§ **ABOUT THIS EXERCISE**
Return the lines below in which the string "applicants" occurs.

§ **Dataset rows for apps and sites**
....................

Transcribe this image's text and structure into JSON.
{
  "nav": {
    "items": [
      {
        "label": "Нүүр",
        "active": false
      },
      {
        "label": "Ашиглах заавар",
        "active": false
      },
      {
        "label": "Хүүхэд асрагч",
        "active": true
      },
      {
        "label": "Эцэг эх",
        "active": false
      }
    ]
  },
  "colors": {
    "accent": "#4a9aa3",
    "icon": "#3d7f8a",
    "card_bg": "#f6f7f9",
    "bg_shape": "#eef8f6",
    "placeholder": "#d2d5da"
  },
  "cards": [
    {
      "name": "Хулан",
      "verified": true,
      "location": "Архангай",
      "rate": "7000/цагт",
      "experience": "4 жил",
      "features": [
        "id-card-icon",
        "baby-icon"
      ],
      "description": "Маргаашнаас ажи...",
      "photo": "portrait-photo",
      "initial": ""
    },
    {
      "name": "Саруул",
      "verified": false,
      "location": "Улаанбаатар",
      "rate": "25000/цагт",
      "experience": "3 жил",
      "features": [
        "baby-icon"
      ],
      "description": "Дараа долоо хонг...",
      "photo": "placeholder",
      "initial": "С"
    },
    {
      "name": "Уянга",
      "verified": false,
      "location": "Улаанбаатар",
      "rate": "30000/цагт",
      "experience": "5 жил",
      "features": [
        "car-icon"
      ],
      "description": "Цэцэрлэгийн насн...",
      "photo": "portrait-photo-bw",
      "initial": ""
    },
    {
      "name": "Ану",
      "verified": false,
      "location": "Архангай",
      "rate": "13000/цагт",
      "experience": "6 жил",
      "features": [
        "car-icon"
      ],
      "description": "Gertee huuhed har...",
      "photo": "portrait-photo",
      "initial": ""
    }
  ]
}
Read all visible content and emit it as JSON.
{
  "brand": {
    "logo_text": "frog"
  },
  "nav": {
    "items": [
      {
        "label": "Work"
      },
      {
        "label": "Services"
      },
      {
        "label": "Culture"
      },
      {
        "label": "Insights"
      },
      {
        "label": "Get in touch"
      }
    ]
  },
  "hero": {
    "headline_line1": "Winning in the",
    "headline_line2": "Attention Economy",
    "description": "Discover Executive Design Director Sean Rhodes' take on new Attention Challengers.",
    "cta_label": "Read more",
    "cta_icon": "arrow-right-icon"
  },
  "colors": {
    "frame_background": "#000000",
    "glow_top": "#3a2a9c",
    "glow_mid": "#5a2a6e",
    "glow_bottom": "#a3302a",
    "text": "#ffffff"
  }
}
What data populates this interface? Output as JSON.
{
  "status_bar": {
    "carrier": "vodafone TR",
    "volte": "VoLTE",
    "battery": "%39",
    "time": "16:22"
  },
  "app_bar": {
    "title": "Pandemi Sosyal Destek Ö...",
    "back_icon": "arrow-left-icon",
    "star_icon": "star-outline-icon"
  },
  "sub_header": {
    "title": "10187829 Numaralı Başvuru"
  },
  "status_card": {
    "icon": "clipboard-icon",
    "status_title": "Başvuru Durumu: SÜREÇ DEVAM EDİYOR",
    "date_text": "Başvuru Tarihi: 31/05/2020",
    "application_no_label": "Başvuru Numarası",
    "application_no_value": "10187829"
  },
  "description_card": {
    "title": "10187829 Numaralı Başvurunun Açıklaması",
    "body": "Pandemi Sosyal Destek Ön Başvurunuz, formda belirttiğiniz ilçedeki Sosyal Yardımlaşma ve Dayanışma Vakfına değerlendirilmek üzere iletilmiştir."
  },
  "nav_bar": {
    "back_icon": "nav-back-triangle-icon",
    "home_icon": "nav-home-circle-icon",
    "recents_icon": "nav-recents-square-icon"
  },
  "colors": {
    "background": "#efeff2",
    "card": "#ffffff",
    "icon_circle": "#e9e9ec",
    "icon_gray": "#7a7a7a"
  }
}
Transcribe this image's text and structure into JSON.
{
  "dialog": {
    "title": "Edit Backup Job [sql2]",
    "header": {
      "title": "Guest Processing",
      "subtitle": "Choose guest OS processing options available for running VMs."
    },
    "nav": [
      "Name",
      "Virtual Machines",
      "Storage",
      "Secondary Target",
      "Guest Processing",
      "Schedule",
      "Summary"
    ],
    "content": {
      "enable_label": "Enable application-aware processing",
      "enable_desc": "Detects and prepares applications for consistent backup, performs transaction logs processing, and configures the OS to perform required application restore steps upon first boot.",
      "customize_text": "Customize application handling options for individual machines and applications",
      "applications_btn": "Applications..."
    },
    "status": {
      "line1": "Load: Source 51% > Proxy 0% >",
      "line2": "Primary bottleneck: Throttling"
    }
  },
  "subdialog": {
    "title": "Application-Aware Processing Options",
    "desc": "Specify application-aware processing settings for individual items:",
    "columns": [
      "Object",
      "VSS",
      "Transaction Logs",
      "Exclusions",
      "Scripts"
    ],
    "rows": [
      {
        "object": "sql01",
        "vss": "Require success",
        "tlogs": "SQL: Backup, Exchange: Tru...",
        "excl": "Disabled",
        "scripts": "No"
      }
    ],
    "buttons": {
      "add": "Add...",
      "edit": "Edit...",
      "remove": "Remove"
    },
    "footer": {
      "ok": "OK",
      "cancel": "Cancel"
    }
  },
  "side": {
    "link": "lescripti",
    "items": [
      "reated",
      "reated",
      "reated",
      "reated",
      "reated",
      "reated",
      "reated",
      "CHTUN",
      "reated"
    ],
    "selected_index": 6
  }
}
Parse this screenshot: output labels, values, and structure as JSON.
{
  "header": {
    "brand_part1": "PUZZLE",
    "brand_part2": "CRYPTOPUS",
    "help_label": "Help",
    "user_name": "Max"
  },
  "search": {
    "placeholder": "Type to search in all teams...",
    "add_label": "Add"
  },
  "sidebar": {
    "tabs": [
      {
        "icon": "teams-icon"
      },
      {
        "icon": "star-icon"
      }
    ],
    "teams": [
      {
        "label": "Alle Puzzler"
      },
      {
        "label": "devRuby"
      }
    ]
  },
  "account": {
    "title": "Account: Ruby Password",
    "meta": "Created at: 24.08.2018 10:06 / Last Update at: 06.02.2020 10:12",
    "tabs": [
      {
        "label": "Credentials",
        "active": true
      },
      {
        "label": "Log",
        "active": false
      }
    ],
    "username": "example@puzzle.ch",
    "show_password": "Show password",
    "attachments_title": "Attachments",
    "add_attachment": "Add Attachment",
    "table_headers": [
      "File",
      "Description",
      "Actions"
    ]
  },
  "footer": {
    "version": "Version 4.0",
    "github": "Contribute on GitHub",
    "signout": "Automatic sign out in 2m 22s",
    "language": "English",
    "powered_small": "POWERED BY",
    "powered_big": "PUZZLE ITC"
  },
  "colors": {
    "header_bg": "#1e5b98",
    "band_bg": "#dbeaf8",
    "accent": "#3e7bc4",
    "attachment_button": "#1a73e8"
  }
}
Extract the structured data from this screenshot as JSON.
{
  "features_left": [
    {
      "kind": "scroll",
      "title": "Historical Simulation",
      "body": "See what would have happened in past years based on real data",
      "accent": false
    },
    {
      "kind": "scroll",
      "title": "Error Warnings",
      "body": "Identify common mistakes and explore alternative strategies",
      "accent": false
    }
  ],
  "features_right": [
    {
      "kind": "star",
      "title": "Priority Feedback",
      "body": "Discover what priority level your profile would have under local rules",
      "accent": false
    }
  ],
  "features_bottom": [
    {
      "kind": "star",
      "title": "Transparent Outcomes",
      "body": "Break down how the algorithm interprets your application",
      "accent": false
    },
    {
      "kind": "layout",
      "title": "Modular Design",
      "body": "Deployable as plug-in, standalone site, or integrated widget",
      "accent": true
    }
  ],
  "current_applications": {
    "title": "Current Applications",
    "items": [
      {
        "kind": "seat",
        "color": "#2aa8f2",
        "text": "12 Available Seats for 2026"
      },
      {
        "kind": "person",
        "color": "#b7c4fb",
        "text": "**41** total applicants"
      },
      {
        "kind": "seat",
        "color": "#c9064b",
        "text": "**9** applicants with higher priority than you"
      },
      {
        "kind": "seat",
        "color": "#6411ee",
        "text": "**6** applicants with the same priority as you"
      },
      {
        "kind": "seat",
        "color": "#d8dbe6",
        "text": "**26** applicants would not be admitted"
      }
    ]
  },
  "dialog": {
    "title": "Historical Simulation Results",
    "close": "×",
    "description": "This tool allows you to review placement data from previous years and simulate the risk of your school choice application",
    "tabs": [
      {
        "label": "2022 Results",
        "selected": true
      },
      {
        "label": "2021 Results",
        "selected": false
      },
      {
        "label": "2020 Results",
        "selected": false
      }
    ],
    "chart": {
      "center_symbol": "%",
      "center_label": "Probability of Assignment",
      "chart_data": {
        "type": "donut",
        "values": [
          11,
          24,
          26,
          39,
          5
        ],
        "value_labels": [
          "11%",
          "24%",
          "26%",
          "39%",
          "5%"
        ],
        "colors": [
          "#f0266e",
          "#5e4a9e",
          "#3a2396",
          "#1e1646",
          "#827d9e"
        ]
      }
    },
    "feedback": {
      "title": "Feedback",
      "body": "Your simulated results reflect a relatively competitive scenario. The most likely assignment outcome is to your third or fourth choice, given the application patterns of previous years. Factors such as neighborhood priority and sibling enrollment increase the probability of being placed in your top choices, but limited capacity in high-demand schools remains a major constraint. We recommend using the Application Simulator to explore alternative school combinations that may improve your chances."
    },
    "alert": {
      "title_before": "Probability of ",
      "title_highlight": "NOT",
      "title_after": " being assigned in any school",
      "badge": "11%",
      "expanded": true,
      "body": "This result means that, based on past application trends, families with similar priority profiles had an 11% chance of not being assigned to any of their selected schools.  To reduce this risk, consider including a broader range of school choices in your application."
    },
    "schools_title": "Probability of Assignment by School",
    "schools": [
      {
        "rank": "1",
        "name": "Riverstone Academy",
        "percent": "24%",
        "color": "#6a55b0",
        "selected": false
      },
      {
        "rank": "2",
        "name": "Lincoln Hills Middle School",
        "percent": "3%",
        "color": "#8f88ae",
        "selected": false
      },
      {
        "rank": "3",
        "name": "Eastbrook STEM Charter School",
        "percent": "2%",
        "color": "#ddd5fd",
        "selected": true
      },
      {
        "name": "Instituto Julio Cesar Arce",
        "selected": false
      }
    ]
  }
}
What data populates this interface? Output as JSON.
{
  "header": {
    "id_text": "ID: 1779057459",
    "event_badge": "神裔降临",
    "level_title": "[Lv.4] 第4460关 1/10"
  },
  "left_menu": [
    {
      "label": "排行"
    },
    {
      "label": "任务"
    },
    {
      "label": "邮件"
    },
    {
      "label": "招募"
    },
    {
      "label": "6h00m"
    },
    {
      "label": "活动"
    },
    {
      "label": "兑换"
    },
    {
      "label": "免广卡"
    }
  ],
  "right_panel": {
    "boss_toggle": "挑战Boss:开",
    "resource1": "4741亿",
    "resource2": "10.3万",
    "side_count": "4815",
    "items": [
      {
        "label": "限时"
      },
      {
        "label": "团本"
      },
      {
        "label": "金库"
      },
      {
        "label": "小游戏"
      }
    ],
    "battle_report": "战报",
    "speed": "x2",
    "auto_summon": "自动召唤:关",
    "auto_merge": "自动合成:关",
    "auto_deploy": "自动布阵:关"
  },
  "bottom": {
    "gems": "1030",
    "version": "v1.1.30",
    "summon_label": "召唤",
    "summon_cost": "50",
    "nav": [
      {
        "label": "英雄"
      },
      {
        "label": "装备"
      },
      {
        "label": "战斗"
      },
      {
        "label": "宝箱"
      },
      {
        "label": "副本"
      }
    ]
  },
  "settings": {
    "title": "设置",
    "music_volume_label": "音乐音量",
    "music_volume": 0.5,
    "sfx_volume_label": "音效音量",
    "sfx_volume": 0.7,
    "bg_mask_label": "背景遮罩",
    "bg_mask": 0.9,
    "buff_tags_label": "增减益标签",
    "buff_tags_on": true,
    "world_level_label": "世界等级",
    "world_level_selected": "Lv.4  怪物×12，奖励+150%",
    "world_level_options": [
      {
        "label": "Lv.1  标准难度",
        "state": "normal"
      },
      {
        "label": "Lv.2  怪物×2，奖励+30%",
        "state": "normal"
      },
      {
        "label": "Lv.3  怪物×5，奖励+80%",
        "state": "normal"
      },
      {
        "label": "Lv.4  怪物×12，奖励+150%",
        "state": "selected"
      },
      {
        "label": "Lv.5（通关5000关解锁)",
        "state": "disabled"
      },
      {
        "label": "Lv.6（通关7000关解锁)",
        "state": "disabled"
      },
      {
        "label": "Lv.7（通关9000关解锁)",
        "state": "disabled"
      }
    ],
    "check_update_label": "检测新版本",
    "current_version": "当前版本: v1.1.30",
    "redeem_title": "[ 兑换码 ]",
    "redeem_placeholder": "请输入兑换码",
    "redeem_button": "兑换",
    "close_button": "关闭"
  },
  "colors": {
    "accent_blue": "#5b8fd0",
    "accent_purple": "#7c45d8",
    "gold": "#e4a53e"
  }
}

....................

§ **TASK ANSWER**
        "text": "**41** total applicants"
        "text": "**9** applicants with higher priority than you"
        "text": "**6** applicants with the same priority as you"
        "text": "**26** applicants would not be admitted"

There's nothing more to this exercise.